The Problem of Christian Old Age

J. R. Miller

"Therefore we do not lose heart. Though outwardly we are wasting away, yet inwardly we are being renewed day by day!" 2 Corinthians 4:16. Paul has a cheering thought about the undecaying inner life. The outward man, he says, always decays—but the inner man is renewed day by day. This teaching is full of comfort for those who are advancing in years. The problem of Christian old age—is to keep the heart young and full of all youth's joy, however feeble and broken the body may become. We need to be most watchful lest we allow our life to lose its zest and deteriorate in its quality, when old age begins to creep in. Hopes of achievement appear to be ended for us—our work is almost done, we think. Sometimes people, as they grow old, become less sweet, less beautiful in spirit. Troubles, disasters, and misfortunes have made the days hard and painful for them. Perhaps health is broken, and suffering is added to the other elements which make old age unhappy.

Renan, in one of his books, recalls an old legend of buried city on the coast of Brittany. With its homes, public buildings, churches and thronged streets—it sank instantly into the sea. The legend says that the city's life goes on as before, down beneath the waves. The fishermen, when in calm weather they row over the place, think they sometimes can see the gleaming tips of the church spires deep in the water, and fancy they can hear the chiming of the bells in the old belfries and even the murmur of the city's noises.

There are men who in their old age seem to have an experience like this. Their life of youthful hopes, dreams, successes, loves and joys, has been sunk out of sight, submerged in misfortunes and adversities, and has vanished altogether. Nothing remains of it all but a memory. In their discouragement they often think sadly of their past, and seem to hear the echoes of the old songs of hope and joy, and to catch visions of the old beauty and splendor. But that is all. Nothing real is left. Their spirits have grown hopeless and bitter. Guthrie, as he grew feeble, spoke of his bald head, his trembling steps, his dullness of hearing, his dimness of eye.

But this is not worthy living, for those who are immortal, who were born to be children of God. The hard things are not meant to mar our life—they are meant to make us only the braver, the worthier, and the nobler.

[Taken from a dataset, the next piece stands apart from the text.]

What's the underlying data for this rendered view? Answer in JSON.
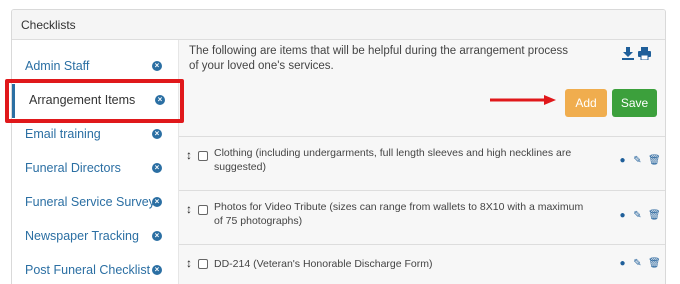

It is not meant that the infirmities of old age shall break through into our inner life; that should grow all the more beautiful—the more the outer life is broken. The shattering of the old mortal tent, should reveal more and more of the glory of the divine life which dwells within.

Do you ever think, you who are growing old, that old age ought really to be the very best of life? We are too apt to settle down to the feeling, that with our infirmities, we cannot any longer live beautifully, worthily, usefully, or actively. But this is not the true way to think of old age. We should reach our best then in every way.

Old age should be the best—the very best, of all life! It should be the most beautiful, with the flaws mended, the faults cured, the mistakes corrected, the lessons learned. Youth is full of immaturity. Midlife is full of toil and care, strife and ambition. Old age should be as the autumn with its golden fruit. We ought to be better Christians than ever we have been before; more submissive to God's will; more content, more patient and gentle, kindlier and more loving—when we grow old. We are drawing nearer to heaven every day—and our visions of the Father's house should be clearer and brighter. Old age is the time of harvest; it should not be marked by emptiness and decay—but by richer fruitfulness and more gracious beauty. It may be lonely, with so many gone of those who used to cluster about the life—but the loneliness will not be for long, for it is drawing nearer continually to all the great company of godly friends, waiting in heaven.

Old age may be feeble—but the marks of feebleness are really foretokens of glory. Old people have no reason for sadness—they are really in their best days! Let them be sure to live now at their best. Paul was growing old when he wrote of his enthusiastic vision of beauty yet to be attained—but we hear no note of depression or weariness in him. He did not think of his life as done. He showed no consciousness that he had passed the highest reach of living. He was still forgetting the past and reaching forth, because he knew that the best was yet before him. His outward man was feeble, his health shattered, his physical vigor decaying—but the inner man was undecayed and undecaying. He was never before so Christ-like as he was now, never so full of hope, never so enthusiastic in his service of his Master.

Those who are growing old should show the ripest spiritual fruitfulness. They should do their best work for Christ in the days which remain. They should live their sweetest, gentlest, kindliest, most helpful life in the short time which they have yet to remain in this world. They should make their years of old age—years of quietness and peace, and joy—a holy eventide. But this can be the story of their experiences only if their life be hid with Christ in God. Apart from Christ, no life can keep its zest or its radiance!